On the right track
Rising occupancy levels are helping the resort business slowly turn around
The company is, in fact, planning to replicate this by launching one more resort-cum-hotel at the Kochi park as well. “In Kochi, we have enough land to build one more park, but at a later stage. Our cost of land acquisition was low then, so we are not concerned about the cost of idle land,” says Arun. In terms of footfalls as well, the company is gradually building on off-season customers such as schools and corporates on particular days of the week and month to improve utilisations, as 25% of its rides are meant for kids. The period between April and June is considered to be busy because of school holidays.
All these steps will ensure that incremental volume growth keeps on coming, but the rest of the growth is going to be led by the company’s ability to raise prices. “We usually effect 11% hike every year, as our base ATP is low at around ₹700 per ticket,” adds Arun. The company also plans to stick to its pricing policy, as it does not want to confuse customers with different price points. Wonderla’s focus is now on creating new properties and establishing a pan-India presence, thereby, utilising its expertise and bringing in incremental growth.

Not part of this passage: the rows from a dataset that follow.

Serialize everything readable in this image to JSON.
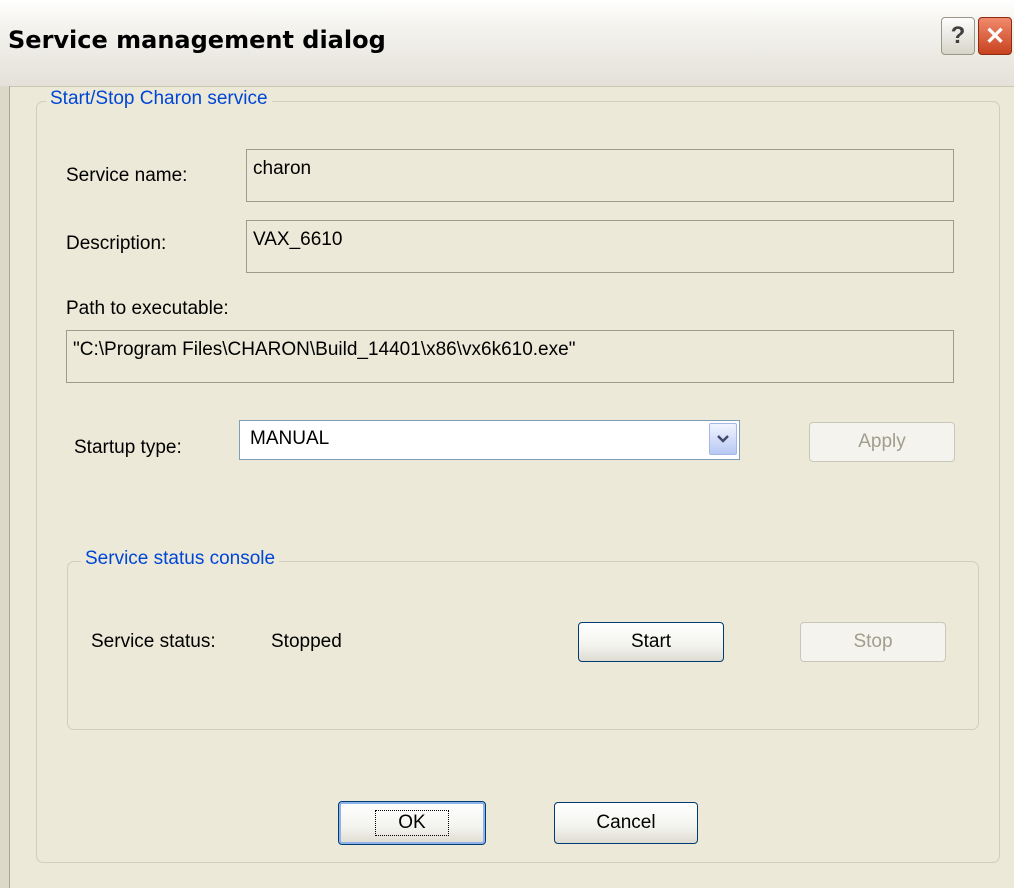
{
  "window": {
    "title": "Service management dialog",
    "help_glyph": "?",
    "close_glyph": "✕"
  },
  "service_group": {
    "legend": "Start/Stop Charon service",
    "service_name_label": "Service name:",
    "service_name_value": "charon",
    "description_label": "Description:",
    "description_value": "VAX_6610",
    "path_label": "Path to executable:",
    "path_value": "\"C:\\Program Files\\CHARON\\Build_14401\\x86\\vx6k610.exe\"",
    "startup_type_label": "Startup type:",
    "startup_type_value": "MANUAL",
    "apply_label": "Apply"
  },
  "status_group": {
    "legend": "Service status console",
    "status_label": "Service status:",
    "status_value": "Stopped",
    "start_label": "Start",
    "stop_label": "Stop"
  },
  "footer": {
    "ok_label": "OK",
    "cancel_label": "Cancel"
  },
  "colors": {
    "dialog_bg": "#ece9d8",
    "legend_text": "#0046d5",
    "close_button": "#c8421f"
  },
  "icons": {
    "help": "help-icon",
    "close": "close-icon",
    "dropdown": "chevron-down-icon"
  }
}
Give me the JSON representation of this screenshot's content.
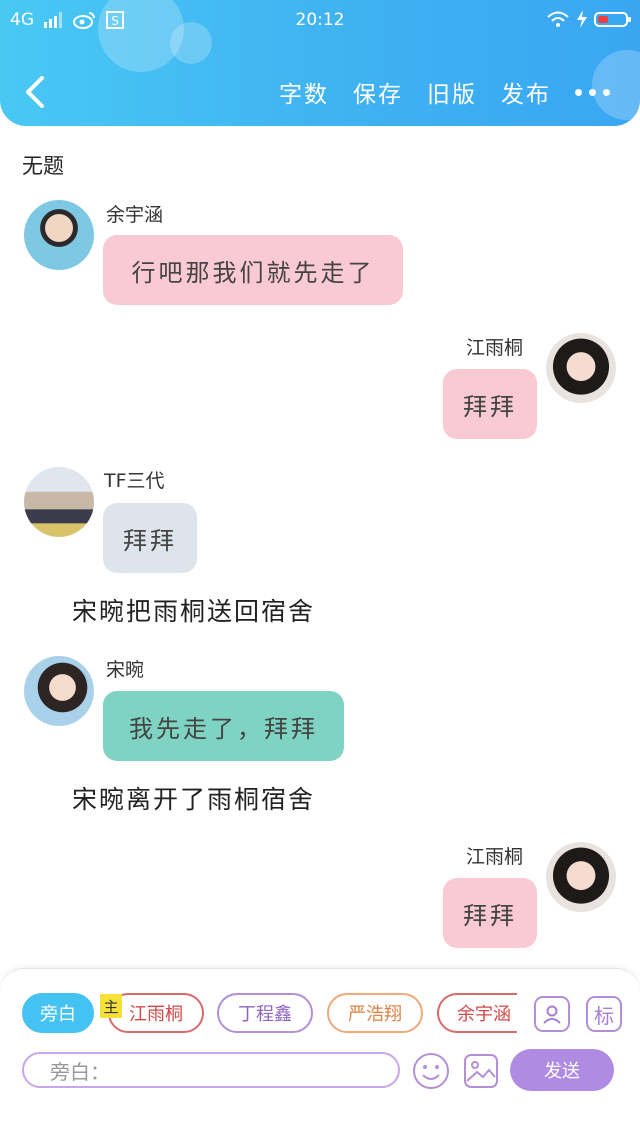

In FY15, the company drew in ₹56 crore cash from operations, which, added to the net IPO proceeds of about ₹170 crore imply that the company is sitting on decent cash; this will largely be utilised for its Hyderabad project (on 50 acre), which is expected to be operational by April 2016. Here, the company also aims to build a resort or a hotel after it crosses 1 million visitors annually. Even at ₹800 per visitor realisation, the project should be possible to rake in ₹65 crore-70 crore of revenue in the first year with average annual footfalls of 8-10 lakh. In the first year, the company hopes to be profitable at the operating level, and within three years, expects to be profitable at net profit levels.
The company aims to add one additional property after every two to three years and the next location it is looking at is Chennai, a project that is expected to be in the region of ₹300 crore. Its internal annual cash flow from operations is expected to jump to ₹70 crore in FY17 and ₹90 crore-100 crore in FY18. This essentially means that the company should have enough cash to part-finance the Chennai project, half of which it is planning to fund by debt. Based on the project cost of ₹300 crore, even a ₹150-crore debt will not touch half of its expanded equity, which is supposed to reach ₹400 crore in FY17. “We are very conservative and taking on debt at this juncture makes sense when we have enough equity and cash flows to service the loan,” says Arun.
That’s reflected in the company’s earnings per share, which has nearly doubled over the past four years from ₹5 in FY12 to ₹9 by FY15. And if Wonderla continues to allocate capital prudently in scaling up the business, at current valuations, investors could well make the most of what promises to be a fun-filled ride.